The Tolstoy family is very ancient, dating back to 1351. The ancestor of Lev Nikolaevich on the paternal side, Pyotr Andreevich Tolstoy, took part in the investigation of Tsarevich Alexei during the reign of Peter the Great, and later was the head of the Secret Chancellery. He became one of the first in the Russian Empire to receive the count's title for his impeccable service.

Leo Tolstoy did not like the popularity of his outstanding works. In 1871, he wrote to Fet in a letter: "How happy I am ... that I will never write verbose nonsense like War."

He took part in the Caucasian War, the defense of Sevastopol, was awarded an order and medal for his courage.

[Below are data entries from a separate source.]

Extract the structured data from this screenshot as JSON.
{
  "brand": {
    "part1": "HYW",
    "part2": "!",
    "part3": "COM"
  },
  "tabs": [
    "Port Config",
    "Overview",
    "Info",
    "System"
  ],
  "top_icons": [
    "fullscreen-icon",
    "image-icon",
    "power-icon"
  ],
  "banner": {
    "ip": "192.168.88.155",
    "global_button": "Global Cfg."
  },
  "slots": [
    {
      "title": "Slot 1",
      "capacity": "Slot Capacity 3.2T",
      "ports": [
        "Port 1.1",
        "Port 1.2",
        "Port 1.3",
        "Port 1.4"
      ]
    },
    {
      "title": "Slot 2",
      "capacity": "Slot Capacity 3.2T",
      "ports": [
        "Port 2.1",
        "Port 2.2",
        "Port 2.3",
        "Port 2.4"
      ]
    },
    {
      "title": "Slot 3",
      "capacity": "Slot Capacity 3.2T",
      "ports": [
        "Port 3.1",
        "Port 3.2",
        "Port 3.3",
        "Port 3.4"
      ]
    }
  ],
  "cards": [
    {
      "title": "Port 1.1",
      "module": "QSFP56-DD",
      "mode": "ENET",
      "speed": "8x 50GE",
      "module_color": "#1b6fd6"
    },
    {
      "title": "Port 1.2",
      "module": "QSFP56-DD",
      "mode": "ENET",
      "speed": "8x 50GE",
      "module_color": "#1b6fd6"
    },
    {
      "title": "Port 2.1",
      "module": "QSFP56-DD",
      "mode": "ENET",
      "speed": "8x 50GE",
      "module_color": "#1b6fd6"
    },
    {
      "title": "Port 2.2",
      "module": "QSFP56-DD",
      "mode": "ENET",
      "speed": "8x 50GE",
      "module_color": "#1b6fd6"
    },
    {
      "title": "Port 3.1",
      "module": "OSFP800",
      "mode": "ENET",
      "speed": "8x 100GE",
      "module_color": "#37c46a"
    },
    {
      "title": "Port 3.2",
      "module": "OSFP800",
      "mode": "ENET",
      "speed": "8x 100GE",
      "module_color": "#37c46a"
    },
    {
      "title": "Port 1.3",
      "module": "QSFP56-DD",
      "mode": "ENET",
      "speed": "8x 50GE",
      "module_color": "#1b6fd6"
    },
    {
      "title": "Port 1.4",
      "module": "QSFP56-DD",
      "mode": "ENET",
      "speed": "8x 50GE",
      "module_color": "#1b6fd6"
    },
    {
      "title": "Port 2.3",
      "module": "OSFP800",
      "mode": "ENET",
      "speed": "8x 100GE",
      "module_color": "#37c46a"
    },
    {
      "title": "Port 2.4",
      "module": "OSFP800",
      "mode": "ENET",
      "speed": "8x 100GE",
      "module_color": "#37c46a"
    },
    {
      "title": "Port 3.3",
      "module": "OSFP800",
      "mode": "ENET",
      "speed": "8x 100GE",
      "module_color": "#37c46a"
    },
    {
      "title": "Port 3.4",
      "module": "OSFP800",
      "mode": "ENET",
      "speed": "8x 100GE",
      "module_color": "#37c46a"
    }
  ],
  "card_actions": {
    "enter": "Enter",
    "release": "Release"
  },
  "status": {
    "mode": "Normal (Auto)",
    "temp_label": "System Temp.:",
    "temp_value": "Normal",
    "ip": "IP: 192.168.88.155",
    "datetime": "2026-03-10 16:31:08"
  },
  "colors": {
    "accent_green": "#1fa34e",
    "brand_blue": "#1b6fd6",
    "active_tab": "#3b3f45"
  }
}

Tolstoy's ideas of non-resistance to evil by violence, set forth in the writer's works, such as "The Kingdom of God is within you", had a strong influence on the young Mahatma Gandhi, who later led the nationalist movement of India and achieved its peaceful separation from England in 1947.

In order to be closer to the people (according to another version, to improve health), Lev Nikolayevich began to walk barefoot by his old age, that is, he did not wear shoes.

Leo Tolstoy's novel "Anna Karenina" begins with the phrase: "All happy families are alike, each unhappy family is unhappy in its own way." On the basis of this aphorism, the so-called Anna Karenina principle was derived, which is used to describe systems in various sciences. For example, Jared Diamond uses it to explain why so few animals have been tamed by man - for successful taming, several factors must coincide, and the absence of one of them makes domestication impossible. Economists use Anna Karenina's principle when talking about the adaptation of systems to the external environment and their behavior during a crisis: all well-adapted systems have the same features, and all unadapted systems cannot cope with adaptation each in its own way.

The Tolstoy family had 13 children, of whom 5 died in childhood, his wife was 16 years younger.

Lev Nikolaevich Tolstoy was a vegetarian. In 1910, the last year of his life, Leo Tolstoy repeatedly expressed the hope that in eighty years all people would become vegetarians and that meat-eating would be viewed with the same disgust as cannibalism.

Tolstoy wrote not only "serious" works, he is also known as the author of "Alphabet", "New Alphabet" and "Books for Reading", according to which more than one generation of children learned to read.

Leo Tolstoy was familiar with Turgenev, but the writers did not manage to become friends - after a quarrel based on convictions, they did not speak for many years, it almost came to a duel.

Leo Tolstoy called himself a Christian until the end of his days, although by decision of the Synod he was excommunicated from the Orthodox Church. This by no means prevented him from becoming seriously interested in the occult in the 70s.

Having disagreements with the church, Tolstoy created his own Christian teaching, which was called "Tolstoyism". The doctrine had many associates, one of whom was M. Bulgakov, the author of the novel "The Master and Margarita".

Tolstoy died during a trip, which he went on after breaking up with his wife at a very old age. During the move, Lev Nikolayevich fell ill with pneumonia, got off at the nearest major station (Astapovo), where he died on November 7, 1910 in the house of the station chief.